Page and application data records:
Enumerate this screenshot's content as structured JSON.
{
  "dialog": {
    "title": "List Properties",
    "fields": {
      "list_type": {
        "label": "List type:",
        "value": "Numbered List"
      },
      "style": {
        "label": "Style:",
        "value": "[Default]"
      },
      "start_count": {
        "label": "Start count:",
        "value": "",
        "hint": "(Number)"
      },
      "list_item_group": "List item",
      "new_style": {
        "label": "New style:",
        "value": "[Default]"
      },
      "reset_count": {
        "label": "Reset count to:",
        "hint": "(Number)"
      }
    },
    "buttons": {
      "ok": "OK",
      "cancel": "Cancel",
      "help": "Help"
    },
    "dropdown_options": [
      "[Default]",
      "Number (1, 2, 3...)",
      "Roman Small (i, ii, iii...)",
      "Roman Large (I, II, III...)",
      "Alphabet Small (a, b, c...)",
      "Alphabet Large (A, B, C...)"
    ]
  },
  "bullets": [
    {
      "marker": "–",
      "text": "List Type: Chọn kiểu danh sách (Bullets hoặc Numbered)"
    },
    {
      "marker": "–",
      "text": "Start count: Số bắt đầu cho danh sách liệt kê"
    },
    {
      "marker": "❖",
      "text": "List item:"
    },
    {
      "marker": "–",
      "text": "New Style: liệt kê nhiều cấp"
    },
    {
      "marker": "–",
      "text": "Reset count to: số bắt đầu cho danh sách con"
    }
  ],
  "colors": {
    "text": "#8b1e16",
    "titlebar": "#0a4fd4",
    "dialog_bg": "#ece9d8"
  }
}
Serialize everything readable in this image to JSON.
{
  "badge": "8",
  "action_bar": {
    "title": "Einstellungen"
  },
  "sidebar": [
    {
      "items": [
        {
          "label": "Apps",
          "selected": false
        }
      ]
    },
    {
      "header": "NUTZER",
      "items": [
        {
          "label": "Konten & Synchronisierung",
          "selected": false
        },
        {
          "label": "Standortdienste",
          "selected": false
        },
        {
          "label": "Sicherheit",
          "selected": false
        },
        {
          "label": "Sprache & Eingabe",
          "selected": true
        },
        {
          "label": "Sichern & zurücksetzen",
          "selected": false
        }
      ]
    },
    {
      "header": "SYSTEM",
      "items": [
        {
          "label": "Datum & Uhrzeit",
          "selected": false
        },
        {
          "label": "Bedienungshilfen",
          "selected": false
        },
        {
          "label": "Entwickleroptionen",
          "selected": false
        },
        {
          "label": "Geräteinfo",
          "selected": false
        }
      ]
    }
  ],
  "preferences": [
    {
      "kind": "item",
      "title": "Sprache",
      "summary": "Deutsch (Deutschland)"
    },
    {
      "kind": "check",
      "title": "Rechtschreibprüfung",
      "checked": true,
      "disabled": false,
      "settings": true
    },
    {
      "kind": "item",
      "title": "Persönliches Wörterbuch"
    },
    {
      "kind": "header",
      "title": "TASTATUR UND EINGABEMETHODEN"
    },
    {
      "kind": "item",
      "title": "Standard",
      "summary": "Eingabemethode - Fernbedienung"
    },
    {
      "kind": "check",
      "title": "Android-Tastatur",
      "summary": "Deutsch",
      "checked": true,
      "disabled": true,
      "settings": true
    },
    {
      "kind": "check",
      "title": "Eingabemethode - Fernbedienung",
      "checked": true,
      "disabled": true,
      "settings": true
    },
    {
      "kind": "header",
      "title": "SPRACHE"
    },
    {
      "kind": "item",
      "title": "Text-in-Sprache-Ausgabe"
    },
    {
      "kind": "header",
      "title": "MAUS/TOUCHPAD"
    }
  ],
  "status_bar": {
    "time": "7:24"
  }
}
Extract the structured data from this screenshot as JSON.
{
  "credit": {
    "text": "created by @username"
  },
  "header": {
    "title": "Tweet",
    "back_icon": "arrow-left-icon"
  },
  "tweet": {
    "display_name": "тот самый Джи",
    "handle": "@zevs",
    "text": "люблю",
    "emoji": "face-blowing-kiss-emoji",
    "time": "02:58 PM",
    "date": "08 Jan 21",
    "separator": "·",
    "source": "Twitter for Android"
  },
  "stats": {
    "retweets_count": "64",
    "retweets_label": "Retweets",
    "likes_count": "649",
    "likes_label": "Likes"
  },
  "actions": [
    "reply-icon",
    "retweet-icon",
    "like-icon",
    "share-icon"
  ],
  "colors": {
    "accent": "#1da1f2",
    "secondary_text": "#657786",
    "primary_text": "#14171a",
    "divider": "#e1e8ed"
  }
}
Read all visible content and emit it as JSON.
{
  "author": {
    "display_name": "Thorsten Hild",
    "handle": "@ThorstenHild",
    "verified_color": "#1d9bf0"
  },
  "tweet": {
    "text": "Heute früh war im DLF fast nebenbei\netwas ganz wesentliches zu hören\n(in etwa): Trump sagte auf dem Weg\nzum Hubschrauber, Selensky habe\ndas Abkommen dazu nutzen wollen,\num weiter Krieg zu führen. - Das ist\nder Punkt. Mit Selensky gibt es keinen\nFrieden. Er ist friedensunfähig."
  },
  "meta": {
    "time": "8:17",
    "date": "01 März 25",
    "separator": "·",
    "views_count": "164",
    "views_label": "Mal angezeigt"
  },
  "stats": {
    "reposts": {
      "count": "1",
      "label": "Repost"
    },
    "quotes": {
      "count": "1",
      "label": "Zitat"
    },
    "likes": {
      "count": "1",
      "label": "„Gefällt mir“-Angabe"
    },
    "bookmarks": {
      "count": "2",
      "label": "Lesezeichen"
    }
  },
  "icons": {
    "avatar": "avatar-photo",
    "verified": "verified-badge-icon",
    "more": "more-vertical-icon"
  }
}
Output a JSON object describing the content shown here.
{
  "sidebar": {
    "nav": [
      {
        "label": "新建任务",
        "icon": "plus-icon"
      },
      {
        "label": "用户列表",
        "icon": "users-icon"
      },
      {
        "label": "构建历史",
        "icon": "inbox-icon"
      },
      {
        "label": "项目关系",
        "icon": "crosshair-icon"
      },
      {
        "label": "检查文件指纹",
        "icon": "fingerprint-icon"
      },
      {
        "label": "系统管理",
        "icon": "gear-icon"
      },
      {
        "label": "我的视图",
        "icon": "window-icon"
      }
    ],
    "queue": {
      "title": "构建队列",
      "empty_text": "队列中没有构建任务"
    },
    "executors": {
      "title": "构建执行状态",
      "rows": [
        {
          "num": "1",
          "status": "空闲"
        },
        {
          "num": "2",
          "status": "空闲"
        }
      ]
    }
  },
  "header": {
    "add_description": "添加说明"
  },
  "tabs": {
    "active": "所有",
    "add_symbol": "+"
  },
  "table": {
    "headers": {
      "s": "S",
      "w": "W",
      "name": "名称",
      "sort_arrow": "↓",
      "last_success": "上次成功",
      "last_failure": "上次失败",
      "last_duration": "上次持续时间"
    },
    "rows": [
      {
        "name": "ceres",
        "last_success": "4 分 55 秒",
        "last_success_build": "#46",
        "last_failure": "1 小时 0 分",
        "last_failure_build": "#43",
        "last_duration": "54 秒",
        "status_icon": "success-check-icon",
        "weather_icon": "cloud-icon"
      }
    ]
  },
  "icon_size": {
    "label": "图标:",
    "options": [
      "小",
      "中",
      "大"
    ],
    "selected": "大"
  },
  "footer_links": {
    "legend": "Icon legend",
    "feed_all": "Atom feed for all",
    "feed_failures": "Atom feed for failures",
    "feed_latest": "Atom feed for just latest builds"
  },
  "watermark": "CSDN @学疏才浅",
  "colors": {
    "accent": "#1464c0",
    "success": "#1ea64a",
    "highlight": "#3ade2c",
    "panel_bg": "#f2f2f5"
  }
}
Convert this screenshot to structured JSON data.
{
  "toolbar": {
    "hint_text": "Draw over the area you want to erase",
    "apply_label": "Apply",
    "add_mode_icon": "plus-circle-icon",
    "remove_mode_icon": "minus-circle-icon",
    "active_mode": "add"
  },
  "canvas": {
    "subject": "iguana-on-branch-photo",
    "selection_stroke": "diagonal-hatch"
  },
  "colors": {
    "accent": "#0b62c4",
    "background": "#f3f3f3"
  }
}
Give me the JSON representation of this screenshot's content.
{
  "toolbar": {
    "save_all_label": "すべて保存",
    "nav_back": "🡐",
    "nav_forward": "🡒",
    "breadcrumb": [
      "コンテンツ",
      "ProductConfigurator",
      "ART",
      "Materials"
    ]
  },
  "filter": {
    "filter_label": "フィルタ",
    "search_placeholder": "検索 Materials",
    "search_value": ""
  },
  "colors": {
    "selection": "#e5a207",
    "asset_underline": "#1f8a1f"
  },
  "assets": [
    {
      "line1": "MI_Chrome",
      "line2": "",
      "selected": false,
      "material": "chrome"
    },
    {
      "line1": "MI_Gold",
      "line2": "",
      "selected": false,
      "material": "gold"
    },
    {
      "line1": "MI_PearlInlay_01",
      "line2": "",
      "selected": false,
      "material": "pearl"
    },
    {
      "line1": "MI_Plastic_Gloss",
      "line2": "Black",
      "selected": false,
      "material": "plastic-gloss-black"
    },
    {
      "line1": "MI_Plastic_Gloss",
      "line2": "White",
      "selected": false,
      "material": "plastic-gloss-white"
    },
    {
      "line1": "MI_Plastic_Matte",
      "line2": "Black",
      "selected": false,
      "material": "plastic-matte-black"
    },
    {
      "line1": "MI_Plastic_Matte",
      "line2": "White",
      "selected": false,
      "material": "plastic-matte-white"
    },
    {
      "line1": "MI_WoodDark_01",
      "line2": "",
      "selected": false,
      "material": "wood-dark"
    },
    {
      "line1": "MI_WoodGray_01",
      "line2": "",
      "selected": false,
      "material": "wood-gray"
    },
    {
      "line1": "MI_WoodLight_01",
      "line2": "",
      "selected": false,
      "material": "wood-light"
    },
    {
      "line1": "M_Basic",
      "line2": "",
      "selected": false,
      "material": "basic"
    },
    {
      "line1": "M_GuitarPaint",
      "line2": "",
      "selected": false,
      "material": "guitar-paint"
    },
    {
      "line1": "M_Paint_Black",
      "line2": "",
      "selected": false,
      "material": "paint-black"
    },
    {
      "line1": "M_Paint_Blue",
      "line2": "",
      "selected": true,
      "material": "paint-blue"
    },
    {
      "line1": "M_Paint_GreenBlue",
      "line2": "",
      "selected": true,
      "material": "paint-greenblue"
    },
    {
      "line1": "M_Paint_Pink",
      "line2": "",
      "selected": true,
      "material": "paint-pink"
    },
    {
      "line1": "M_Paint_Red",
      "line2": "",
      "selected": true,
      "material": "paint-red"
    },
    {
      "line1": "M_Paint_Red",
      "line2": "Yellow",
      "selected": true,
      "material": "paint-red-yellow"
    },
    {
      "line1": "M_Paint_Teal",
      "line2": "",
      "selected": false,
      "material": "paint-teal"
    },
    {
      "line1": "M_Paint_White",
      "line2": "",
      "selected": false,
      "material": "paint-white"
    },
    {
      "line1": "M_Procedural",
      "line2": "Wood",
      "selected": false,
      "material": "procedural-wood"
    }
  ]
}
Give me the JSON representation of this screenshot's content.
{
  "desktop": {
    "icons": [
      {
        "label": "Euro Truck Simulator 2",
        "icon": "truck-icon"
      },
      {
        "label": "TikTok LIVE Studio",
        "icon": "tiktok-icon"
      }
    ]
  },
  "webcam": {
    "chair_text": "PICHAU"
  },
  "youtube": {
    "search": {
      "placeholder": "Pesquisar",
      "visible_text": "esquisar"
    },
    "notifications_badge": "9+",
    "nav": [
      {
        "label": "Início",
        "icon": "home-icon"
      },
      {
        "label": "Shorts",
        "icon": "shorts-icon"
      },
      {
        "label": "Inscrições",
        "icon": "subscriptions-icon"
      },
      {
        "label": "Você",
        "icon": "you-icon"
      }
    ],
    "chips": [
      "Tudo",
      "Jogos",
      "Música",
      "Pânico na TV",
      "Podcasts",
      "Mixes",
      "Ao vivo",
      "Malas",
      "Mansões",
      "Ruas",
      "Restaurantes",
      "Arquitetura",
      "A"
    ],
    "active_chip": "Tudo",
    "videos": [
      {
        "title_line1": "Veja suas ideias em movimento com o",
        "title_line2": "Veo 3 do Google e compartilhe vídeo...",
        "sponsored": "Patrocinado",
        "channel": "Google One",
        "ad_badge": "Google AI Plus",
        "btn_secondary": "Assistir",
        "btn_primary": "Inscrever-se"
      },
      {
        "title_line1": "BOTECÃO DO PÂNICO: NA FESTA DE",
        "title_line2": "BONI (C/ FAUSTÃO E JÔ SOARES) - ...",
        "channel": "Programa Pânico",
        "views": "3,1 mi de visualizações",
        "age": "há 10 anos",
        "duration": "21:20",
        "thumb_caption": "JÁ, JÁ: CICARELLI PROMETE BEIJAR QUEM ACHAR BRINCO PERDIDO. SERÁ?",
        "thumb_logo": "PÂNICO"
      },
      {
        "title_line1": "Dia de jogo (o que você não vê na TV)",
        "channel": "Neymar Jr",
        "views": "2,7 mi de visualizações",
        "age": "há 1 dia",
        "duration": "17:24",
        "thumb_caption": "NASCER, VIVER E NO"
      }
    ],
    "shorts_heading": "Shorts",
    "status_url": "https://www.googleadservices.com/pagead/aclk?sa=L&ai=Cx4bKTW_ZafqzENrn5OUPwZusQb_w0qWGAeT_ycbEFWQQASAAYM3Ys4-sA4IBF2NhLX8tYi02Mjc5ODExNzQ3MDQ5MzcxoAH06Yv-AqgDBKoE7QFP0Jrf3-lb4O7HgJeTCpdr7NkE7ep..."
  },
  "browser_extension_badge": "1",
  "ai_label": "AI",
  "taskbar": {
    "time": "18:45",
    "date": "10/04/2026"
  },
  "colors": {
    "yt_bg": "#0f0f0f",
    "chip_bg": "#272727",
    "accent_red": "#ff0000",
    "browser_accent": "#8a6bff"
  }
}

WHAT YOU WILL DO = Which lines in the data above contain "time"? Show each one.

ANSWER BOX =
    "time": "7:24"
    "time": "02:58 PM",
    "time": "8:17",
    "time": "18:45",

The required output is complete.